Thucydides' History is extraordinarily dense and complex. His particular ancient Greek prose is also very challenging, grammatically, syntactically, and semantically. This has resulted in much scholarly disagreement on a cluster of issues of interpretation.
Strata of composition
It is commonly thought that Thucydides died while still working on the History, since it ends in mid-sentence and only goes up to 410 BC, leaving six years of war uncovered. Furthermore, there is a great deal of uncertainty whether he intended to revise the sections he had already written. Since there appear to be some contradictions between certain passages in the History, it has been proposed that the conflicting passages were written at different times and that Thucydides' opinion on the conflicting matter had changed. Those who argue that the History can be divided into various levels of composition are usually called "analysts" and those who argue that the passages must be made to reconcile with one another are called "unitarians". This conflict is called the "strata of composition" debate. The lack of progress in this debate over the course of the twentieth century has caused many Thucydidean scholars to declare the debate insoluble and to side-step the issue in their work.
The History is notoriously reticent about its sources. Thucydides almost never names his informants and alludes to competing versions of events only a handful of times. This is in marked contrast to Herodotus, who frequently mentions multiple versions of his stories and allows the reader to decide which is true.
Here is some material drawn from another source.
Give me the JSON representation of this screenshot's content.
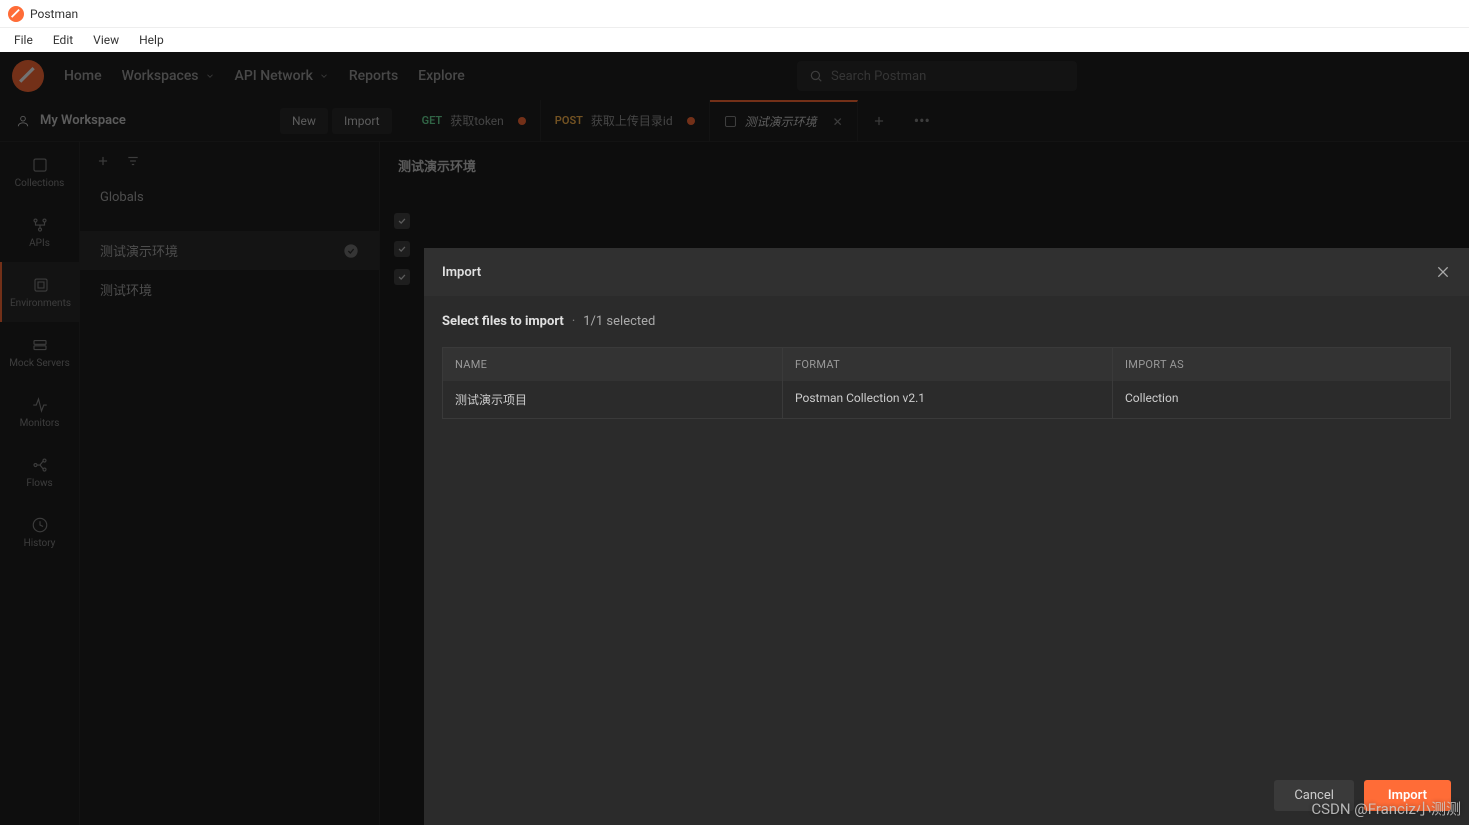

Instead, Thucydides strives to create the impression of a seamless and irrefutable narrative. Nevertheless, scholars have sought to detect the sources behind the various sections of the History. For example, the narrative after Thucydides' exile (4.108ff.) seems to focus on Peloponnesian events more than the first four books, leading to the conclusion that he had greater access to Peloponnesian sources at that time.
Frequently, Thucydides appears to assert knowledge of the thoughts of individuals at key moments in the narrative. Scholars have asserted that these moments are evidence that he interviewed these individuals after the fact. However, the evidence of the Sicilian Expedition argues against this, since Thucydides discusses the thoughts of the generals who died there and whom he would have had no chance to interview. Instead it seems likely that, as with the speeches, Thucydides is looser than previously thought in inferring the thoughts, feelings, and motives of principal characters in his History from their actions, as well as his own sense of what would be appropriate or likely in such a situation.
The historian J. B. Bury writes that the work of Thucydides . . . "marks the longest and most decisive step that has ever been taken by a single man towards making history what it is today.”
Historian H. D. Kitto feels that Thucydides wrote about the Peloponnesian War not because it was the most significant war in antiquity but because it caused the most suffering. Indeed, several passages of Thucydides' book are written "with an intensity of feeling hardly exceeded by Sappho herself."
In his Open Society and Its Enemies, Karl R. Popper writes that Thucydides was the "greatest historian, perhaps, who ever lived." Thucydides' work, however, Popper goes on to say, represents "an interpretation, a point of view; and in this we need not agree with him." In the war between Athenian democracy and the "arrested oligarchic tribalism of Sparta," we must never forget Thucydides' "involuntary bias," and that "his heart was not with Athens, his native city:"
"Although he apparently did not belong to the extreme wing of the Athenian oligarchic clubs who conspired throughout the war with the enemy, he was certainly a member of the oligarchic party, and a friend neither of the Athenian people, the demos, who had exiled him, nor of its imperialist policy."